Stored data
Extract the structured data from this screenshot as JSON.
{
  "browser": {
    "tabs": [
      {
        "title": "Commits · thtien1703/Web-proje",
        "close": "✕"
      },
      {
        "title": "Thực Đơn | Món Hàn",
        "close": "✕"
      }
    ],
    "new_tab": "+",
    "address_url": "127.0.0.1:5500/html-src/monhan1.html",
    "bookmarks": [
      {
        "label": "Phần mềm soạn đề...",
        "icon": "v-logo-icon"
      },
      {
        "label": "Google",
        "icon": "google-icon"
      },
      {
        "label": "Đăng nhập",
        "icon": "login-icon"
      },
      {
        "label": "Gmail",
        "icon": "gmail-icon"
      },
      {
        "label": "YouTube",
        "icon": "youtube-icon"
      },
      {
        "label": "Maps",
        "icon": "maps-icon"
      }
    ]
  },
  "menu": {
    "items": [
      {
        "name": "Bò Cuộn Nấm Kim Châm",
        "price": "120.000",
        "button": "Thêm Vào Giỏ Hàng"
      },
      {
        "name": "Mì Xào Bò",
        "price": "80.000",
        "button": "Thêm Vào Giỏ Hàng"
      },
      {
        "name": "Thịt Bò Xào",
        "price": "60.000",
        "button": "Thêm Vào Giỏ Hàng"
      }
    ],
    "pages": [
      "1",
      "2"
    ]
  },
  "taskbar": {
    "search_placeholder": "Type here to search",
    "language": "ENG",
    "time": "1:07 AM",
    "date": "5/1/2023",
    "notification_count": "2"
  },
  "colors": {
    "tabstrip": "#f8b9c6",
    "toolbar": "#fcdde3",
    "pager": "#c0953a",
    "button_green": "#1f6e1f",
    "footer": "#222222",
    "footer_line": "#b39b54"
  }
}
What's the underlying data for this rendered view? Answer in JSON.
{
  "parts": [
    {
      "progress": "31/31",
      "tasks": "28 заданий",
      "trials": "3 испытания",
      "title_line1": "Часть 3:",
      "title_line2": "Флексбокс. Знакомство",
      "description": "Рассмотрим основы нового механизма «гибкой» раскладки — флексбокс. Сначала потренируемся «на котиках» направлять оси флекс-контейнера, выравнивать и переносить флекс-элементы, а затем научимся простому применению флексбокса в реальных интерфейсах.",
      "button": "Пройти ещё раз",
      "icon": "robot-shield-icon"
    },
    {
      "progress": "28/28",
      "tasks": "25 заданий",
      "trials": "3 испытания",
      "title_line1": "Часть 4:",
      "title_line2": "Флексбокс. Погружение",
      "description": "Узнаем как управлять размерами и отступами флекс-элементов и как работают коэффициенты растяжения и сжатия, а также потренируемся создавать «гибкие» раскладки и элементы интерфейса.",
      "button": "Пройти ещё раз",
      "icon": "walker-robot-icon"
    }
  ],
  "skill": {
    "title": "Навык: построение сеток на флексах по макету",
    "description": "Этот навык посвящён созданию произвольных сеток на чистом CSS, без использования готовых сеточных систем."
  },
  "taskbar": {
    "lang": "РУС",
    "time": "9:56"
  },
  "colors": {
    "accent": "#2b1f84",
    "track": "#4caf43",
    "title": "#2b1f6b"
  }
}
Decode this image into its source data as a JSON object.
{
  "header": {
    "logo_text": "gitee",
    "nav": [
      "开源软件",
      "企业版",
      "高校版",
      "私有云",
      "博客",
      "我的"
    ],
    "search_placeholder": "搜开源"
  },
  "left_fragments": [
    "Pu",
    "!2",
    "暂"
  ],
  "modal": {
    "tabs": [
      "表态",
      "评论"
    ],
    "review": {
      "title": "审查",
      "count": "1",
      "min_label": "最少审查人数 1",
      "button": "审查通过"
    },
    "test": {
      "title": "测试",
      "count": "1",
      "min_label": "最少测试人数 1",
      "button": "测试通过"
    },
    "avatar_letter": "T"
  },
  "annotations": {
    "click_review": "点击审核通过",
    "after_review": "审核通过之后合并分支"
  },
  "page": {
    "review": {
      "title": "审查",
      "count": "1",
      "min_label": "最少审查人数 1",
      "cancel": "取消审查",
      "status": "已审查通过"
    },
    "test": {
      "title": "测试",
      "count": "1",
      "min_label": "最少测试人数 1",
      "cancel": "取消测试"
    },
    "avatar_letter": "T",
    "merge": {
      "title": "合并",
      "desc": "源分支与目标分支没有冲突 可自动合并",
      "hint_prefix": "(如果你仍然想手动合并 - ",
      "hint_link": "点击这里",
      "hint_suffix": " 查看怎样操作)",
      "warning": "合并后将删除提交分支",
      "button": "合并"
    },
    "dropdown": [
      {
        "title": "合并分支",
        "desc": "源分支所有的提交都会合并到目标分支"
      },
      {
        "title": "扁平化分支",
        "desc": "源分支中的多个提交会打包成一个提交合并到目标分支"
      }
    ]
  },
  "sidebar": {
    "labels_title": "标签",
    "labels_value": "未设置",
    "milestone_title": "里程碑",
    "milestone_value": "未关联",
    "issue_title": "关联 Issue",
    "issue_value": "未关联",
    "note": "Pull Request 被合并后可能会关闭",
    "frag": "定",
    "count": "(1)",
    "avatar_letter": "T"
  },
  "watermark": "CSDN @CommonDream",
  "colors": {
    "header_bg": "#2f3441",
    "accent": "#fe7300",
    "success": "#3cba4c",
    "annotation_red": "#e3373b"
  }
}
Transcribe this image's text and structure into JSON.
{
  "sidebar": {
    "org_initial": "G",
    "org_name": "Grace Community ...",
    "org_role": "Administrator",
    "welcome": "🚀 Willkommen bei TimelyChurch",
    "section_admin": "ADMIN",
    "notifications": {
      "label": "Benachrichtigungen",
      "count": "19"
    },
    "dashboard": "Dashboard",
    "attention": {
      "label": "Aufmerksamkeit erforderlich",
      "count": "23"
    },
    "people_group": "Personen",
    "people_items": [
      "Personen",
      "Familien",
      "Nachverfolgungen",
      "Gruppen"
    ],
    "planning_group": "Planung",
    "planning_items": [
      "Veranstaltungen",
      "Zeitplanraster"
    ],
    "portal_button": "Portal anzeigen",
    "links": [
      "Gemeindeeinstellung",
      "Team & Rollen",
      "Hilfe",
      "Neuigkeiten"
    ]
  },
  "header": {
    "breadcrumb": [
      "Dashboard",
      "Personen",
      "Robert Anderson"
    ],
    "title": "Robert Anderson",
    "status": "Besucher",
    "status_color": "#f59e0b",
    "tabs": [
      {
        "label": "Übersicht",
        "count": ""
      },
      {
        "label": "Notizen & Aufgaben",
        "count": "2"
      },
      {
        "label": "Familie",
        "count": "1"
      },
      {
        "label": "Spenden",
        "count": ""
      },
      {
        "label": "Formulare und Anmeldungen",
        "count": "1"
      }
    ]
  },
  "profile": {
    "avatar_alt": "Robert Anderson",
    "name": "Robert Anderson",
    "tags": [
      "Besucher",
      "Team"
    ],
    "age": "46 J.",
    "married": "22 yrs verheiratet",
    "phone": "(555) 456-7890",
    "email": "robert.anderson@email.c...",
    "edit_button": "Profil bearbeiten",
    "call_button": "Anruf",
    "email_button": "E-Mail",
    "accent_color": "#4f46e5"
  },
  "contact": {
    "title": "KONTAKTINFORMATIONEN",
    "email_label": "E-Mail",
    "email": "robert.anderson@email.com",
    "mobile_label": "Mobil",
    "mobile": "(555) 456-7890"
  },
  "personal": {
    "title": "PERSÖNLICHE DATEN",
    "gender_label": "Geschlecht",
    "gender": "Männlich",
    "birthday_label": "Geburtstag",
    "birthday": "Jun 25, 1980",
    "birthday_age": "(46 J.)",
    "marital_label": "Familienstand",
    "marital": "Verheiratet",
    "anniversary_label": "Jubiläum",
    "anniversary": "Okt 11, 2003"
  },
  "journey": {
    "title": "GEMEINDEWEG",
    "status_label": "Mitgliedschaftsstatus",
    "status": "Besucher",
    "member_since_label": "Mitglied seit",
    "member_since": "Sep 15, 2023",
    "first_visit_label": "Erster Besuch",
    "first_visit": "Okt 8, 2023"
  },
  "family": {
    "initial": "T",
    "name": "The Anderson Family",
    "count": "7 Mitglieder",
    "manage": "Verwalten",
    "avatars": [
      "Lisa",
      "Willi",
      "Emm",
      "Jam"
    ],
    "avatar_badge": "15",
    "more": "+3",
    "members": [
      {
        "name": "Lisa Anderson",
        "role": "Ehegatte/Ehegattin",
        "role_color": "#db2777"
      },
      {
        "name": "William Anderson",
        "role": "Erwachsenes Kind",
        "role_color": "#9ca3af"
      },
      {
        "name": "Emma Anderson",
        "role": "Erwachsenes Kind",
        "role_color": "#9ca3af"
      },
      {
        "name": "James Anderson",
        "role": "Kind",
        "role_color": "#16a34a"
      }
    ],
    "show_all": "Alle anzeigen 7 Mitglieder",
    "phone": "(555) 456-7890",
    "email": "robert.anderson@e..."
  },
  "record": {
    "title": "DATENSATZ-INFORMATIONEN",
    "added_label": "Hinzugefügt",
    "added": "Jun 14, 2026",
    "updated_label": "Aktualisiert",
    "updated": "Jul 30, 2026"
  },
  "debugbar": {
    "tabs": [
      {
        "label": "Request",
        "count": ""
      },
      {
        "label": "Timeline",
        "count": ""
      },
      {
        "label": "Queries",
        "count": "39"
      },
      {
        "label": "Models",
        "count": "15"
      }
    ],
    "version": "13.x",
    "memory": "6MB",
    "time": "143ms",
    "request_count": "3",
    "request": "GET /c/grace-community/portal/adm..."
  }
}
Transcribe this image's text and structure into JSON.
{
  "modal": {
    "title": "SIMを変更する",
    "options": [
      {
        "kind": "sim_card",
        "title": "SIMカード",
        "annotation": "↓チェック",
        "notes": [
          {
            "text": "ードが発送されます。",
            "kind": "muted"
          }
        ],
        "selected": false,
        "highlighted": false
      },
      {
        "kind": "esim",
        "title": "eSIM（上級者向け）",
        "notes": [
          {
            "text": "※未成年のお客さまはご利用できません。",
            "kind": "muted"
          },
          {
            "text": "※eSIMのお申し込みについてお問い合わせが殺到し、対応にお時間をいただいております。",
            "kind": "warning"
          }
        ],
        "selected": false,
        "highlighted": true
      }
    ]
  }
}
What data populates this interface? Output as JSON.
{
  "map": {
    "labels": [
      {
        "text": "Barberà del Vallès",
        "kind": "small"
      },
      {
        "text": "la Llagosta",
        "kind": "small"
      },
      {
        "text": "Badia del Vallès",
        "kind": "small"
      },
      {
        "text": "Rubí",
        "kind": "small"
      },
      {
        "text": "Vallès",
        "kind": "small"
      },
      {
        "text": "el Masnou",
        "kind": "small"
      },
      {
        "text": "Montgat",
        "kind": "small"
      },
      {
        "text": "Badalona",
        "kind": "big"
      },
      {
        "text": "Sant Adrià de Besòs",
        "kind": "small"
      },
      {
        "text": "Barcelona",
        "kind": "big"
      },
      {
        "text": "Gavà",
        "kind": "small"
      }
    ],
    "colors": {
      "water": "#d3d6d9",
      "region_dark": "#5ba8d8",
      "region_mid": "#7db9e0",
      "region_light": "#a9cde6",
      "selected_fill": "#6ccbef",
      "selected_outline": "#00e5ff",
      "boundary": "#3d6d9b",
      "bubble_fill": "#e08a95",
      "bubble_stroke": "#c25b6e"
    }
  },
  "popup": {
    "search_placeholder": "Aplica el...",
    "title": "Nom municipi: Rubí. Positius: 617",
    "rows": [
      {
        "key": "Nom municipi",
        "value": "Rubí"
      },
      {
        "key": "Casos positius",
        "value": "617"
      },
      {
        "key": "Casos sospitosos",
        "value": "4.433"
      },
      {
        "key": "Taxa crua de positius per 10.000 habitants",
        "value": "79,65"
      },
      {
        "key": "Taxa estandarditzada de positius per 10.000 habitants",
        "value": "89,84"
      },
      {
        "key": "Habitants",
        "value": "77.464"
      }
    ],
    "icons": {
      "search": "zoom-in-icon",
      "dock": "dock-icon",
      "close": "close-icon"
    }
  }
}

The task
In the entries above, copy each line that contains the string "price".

Task response
        "price": "120.000",
        "price": "80.000",
        "price": "60.000",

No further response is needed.